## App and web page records
★ ★ ★

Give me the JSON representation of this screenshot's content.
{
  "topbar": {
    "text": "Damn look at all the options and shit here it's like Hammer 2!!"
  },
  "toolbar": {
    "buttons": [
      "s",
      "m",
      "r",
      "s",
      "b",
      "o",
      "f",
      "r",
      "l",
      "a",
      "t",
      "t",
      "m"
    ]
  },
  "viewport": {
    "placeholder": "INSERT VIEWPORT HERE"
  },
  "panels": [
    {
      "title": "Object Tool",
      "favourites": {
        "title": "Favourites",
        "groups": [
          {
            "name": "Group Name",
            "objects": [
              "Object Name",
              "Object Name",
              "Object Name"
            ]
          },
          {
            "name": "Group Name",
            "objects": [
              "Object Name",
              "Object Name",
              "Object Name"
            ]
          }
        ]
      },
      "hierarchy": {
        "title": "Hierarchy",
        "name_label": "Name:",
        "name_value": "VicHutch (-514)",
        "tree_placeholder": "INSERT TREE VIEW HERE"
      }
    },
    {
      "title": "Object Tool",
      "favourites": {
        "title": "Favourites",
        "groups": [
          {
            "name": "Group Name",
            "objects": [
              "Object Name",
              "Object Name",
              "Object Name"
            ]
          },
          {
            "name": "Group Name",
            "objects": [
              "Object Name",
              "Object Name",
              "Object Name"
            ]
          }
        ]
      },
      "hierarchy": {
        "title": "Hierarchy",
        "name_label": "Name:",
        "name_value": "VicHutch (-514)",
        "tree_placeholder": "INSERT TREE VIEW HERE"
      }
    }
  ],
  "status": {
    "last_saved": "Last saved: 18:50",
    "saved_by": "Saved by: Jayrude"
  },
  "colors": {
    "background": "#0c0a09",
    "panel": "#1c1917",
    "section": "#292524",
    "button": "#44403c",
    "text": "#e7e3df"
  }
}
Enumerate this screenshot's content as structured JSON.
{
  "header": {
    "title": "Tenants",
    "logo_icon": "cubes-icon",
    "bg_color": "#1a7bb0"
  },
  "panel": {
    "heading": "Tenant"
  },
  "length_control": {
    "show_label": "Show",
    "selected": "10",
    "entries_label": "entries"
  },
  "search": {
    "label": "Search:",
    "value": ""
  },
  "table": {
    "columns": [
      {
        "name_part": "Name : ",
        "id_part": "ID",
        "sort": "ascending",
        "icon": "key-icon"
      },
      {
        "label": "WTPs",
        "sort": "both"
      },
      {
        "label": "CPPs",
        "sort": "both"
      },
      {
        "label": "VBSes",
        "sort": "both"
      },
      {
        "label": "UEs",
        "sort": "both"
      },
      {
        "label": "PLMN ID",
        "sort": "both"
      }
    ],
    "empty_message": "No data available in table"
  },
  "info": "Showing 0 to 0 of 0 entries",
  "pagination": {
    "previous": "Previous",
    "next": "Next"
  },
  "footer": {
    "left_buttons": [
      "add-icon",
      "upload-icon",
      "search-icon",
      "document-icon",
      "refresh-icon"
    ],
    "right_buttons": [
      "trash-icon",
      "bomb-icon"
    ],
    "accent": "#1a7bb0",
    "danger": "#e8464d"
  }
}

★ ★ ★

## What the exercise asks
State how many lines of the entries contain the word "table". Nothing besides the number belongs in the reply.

## Solution to this problem
2